Two weeks later, I walked up to 55 Broadway in lower Manhattan, convinced that I would get there and there would have been a big misunderstanding. Maybe that wasn’t really Trello’s office. Maybe I hadn’t been hired at all!
But it was Trello’s office, they really had hired me, and it was an awesome first week.
A Bigger Fishbowl
I had a great first year at Trello. I loved being on the support team. My teammates were fantastic, and I felt like I was actually pretty good at my job.
There was only one problem: I got comfortable.
I definitely do not subscribe to the belief that everyone should strive to be uncomfortable all the time. But, in my case, I knew that comfort would eventually lead to boredom. I needed some more room to grow.

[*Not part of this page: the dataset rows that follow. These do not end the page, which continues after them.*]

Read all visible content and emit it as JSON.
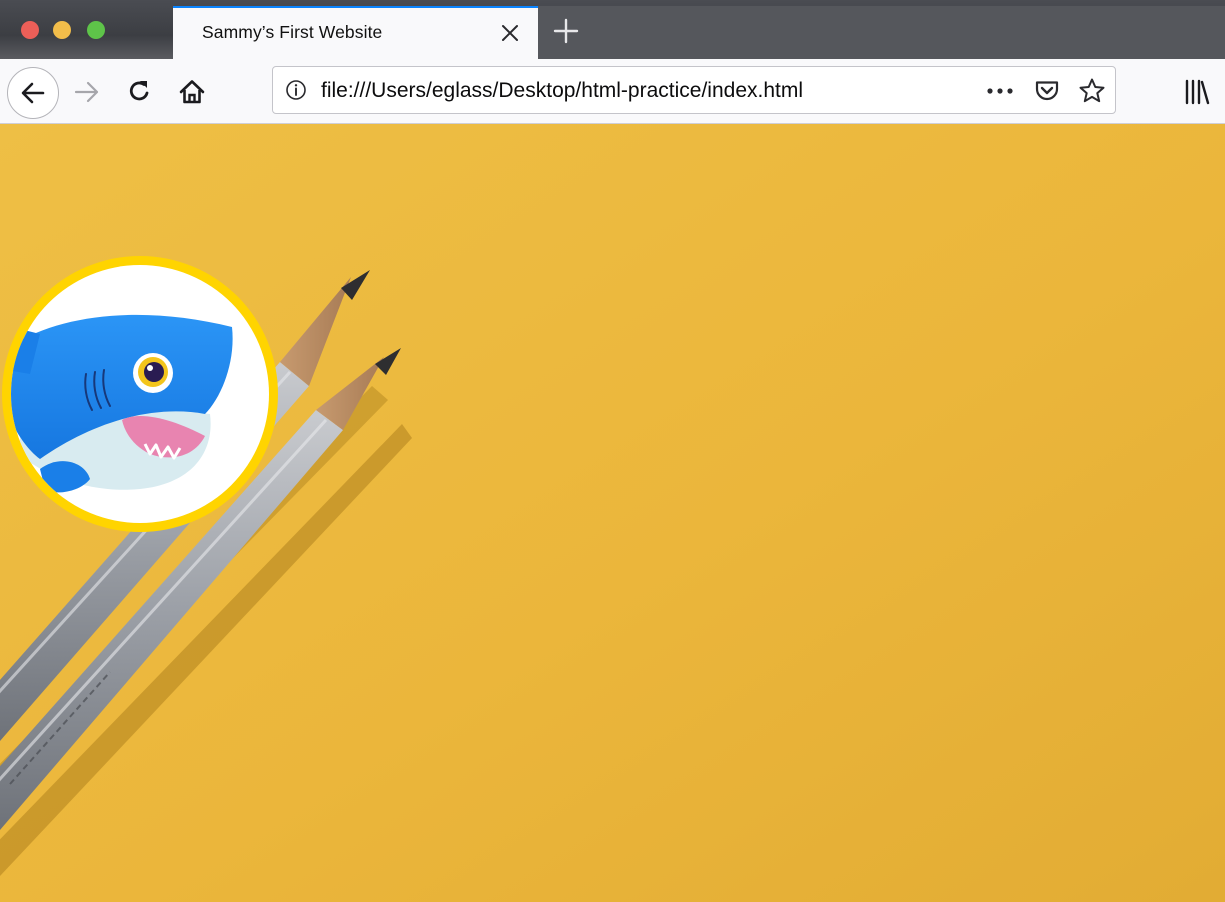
{
  "window": {
    "traffic_lights": [
      "close",
      "minimize",
      "maximize"
    ]
  },
  "tab": {
    "title": "Sammy’s First Website",
    "close_icon": "close-icon"
  },
  "new_tab_icon": "plus-icon",
  "toolbar": {
    "back_icon": "arrow-left-icon",
    "forward_icon": "arrow-right-icon",
    "reload_icon": "reload-icon",
    "home_icon": "home-icon",
    "site_info_icon": "info-icon",
    "url": "file:///Users/eglass/Desktop/html-practice/index.html",
    "page_actions_icon": "ellipsis-icon",
    "pocket_icon": "pocket-icon",
    "bookmark_icon": "star-icon",
    "library_icon": "library-icon"
  },
  "colors": {
    "accent": "#0a84ff",
    "page_background": "#eab53c",
    "shark_ring": "#ffd200",
    "shark_body": "#1e88f0"
  }
}
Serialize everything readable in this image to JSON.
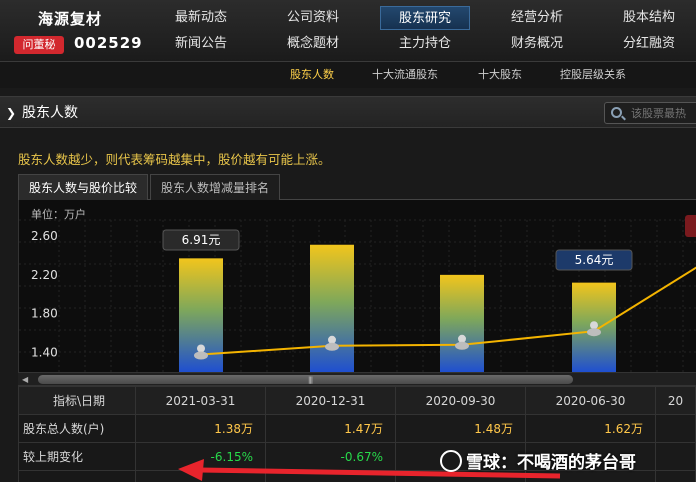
{
  "brand": {
    "name": "海源复材",
    "ask_label": "问董秘",
    "code": "002529"
  },
  "nav": [
    {
      "label": "最新动态"
    },
    {
      "label": "公司资料"
    },
    {
      "label": "股东研究"
    },
    {
      "label": "经营分析"
    },
    {
      "label": "股本结构"
    },
    {
      "label": "新闻公告"
    },
    {
      "label": "概念题材"
    },
    {
      "label": "主力持仓"
    },
    {
      "label": "财务概况"
    },
    {
      "label": "分红融资"
    }
  ],
  "subnav": [
    {
      "label": "股东人数"
    },
    {
      "label": "十大流通股东"
    },
    {
      "label": "十大股东"
    },
    {
      "label": "控股层级关系"
    }
  ],
  "section": {
    "title": "股东人数",
    "search_placeholder": "该股票最热"
  },
  "hint": "股东人数越少，则代表筹码越集中，股价越有可能上涨。",
  "tabs": [
    {
      "label": "股东人数与股价比较"
    },
    {
      "label": "股东人数增减量排名"
    }
  ],
  "chart_data": {
    "type": "bar",
    "unit_label": "单位：万户",
    "yticks": [
      "2.60",
      "2.20",
      "1.80",
      "1.40"
    ],
    "ylim": [
      1.2,
      2.6
    ],
    "bar_values": [
      2.37,
      2.51,
      2.2,
      2.12
    ],
    "line_values": [
      1.38,
      1.47,
      1.48,
      1.62
    ],
    "callouts": [
      {
        "index": 0,
        "text": "6.91元"
      },
      {
        "index": 3,
        "text": "5.64元"
      }
    ],
    "colors": {
      "bar_top": "#f2c51c",
      "bar_bottom": "#1f4fd0",
      "line": "#f4b400",
      "callout_bg": "#2a2a2a",
      "callout_active_bg": "#1d3a6a"
    }
  },
  "table": {
    "headers": [
      "指标\\日期",
      "2021-03-31",
      "2020-12-31",
      "2020-09-30",
      "2020-06-30",
      "20"
    ],
    "rows": [
      {
        "label": "股东总人数(户)",
        "values": [
          "1.38万",
          "1.47万",
          "1.48万",
          "1.62万"
        ],
        "tone": "yellow"
      },
      {
        "label": "较上期变化",
        "values": [
          "-6.15%",
          "-0.67%",
          "",
          ""
        ],
        "tone": "green"
      },
      {
        "label": "",
        "values": [
          "",
          "",
          "",
          ""
        ],
        "tone": "yellow"
      }
    ]
  },
  "watermark": {
    "text": "雪球：不喝酒的茅台哥"
  }
}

Like at many points of my career, I had some help realizing my next step. A member of Trello’s product team invited me to participate in a design sprint, and I can’t express how excited I was to join in. I’d already been thinking about trying to move into product, and that week only reinforced that direction. When an associate product manager role was announced, I eagerly applied, and I was overjoyed when I got the role (although I was also a bit sad to leave the awesome support team).
Moving from a role where I felt like a strong contributor to one where I was starting from zero was definitely challenging, but now that I’ve been in it for a while, it feels good to be growing again.
When I was a teenager, I was embarrassed by how much I’d loved Cats in middle school, but without that motivation, I don’t know if I would have decided to learn HTML. I can trace my entire career back to that show.
And when things at my previous company went sour, I felt ashamed for having stayed there so long, instead of standing up for myself and finding a better situation. But if I hadn’t been working there when Ben decided to do his customer interviews, I may have never applied to work at Trello.
So if I can leave you with any closing thoughts, it would be to not spend too much time regretting seemingly “wasted” time in the past, because those experiences bring their own lessons and opportunities, even if we might have preferred to gain those some other way. Better to focus on what we can change: Our future.